* **AIM OF THE EXERCISE**
Below are the records; count the lines that include the string "Attorney" and give only that number.

------ INPUT

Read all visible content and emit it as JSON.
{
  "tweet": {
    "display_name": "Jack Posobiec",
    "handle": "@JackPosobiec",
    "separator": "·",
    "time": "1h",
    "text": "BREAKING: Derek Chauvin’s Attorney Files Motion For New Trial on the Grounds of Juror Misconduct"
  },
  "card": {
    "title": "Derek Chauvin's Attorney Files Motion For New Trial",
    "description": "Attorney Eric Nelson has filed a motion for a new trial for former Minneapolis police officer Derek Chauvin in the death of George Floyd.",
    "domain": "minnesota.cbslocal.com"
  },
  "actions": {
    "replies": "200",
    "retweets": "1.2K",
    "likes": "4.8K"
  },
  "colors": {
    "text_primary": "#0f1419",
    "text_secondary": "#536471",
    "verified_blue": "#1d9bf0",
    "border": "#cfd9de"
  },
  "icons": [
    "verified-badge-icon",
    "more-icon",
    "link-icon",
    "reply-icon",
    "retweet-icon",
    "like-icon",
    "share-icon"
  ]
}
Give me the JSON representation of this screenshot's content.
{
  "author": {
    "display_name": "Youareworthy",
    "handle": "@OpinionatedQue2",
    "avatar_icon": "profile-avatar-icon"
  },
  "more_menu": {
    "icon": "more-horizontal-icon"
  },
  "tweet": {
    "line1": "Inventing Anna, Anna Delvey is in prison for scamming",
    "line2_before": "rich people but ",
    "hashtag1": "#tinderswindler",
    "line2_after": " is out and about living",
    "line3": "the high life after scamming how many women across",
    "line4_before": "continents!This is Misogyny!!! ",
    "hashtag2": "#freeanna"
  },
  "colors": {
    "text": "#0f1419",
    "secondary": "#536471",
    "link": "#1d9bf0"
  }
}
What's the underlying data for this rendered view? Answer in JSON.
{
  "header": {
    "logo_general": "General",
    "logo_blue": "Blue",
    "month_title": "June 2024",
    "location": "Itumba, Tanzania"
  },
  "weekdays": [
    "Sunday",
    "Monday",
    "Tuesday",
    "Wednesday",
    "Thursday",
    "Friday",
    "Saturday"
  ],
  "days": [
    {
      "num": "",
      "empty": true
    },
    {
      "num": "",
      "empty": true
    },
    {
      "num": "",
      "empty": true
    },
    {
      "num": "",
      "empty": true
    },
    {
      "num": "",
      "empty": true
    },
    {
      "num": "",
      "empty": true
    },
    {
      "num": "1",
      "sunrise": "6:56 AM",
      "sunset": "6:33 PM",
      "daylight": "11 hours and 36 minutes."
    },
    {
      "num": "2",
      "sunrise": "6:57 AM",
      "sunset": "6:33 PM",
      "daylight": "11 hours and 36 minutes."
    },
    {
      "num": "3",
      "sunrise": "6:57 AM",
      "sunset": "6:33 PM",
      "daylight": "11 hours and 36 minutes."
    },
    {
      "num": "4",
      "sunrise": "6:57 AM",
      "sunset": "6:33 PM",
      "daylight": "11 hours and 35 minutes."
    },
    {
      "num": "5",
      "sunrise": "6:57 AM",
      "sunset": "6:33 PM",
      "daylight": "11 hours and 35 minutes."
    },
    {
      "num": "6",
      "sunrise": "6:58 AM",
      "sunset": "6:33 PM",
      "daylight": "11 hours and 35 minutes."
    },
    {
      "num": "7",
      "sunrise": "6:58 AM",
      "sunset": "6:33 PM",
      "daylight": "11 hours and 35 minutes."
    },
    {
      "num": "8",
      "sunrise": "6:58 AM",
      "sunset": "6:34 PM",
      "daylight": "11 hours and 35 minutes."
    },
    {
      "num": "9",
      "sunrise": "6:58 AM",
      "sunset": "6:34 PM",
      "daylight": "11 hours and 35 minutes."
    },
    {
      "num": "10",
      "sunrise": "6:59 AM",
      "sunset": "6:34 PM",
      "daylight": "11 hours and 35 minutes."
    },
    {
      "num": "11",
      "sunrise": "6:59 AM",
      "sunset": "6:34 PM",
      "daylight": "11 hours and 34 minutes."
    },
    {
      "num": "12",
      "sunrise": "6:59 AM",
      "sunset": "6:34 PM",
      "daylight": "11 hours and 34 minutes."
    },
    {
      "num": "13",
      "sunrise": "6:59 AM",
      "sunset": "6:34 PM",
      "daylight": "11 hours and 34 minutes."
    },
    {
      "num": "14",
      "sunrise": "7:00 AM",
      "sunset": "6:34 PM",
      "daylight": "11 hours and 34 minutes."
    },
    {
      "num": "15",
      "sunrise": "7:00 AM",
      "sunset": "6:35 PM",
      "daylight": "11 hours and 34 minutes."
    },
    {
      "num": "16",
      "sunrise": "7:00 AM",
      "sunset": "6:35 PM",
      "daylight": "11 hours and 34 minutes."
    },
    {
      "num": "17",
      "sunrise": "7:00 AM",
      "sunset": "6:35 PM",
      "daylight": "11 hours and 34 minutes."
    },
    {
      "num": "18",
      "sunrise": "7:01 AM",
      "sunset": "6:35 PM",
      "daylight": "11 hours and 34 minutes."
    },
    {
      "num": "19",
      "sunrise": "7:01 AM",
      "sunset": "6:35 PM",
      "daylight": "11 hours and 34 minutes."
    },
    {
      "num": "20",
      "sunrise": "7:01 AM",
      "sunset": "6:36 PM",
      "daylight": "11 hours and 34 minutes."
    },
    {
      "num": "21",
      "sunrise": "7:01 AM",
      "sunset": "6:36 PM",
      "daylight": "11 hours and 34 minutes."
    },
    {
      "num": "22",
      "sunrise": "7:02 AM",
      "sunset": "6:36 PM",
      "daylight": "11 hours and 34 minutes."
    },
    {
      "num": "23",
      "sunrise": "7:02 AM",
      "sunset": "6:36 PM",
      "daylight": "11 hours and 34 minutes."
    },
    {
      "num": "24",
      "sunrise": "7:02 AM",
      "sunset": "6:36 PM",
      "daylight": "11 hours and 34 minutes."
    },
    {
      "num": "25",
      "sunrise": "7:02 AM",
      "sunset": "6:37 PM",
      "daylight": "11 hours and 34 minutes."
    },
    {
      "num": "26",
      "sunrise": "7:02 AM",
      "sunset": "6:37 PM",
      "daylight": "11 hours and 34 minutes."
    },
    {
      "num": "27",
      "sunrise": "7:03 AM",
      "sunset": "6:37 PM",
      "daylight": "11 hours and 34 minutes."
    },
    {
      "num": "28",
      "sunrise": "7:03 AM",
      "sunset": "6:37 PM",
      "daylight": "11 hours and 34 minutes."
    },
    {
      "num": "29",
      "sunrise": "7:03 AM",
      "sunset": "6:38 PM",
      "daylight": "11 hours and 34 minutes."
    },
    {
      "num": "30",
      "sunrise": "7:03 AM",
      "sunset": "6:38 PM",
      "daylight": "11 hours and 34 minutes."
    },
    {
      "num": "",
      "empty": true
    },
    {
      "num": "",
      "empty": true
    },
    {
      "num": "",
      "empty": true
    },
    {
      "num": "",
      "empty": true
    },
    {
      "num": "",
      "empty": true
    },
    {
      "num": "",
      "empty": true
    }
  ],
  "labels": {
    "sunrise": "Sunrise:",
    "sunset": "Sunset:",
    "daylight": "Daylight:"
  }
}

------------

* **TASK OUTPUT**
3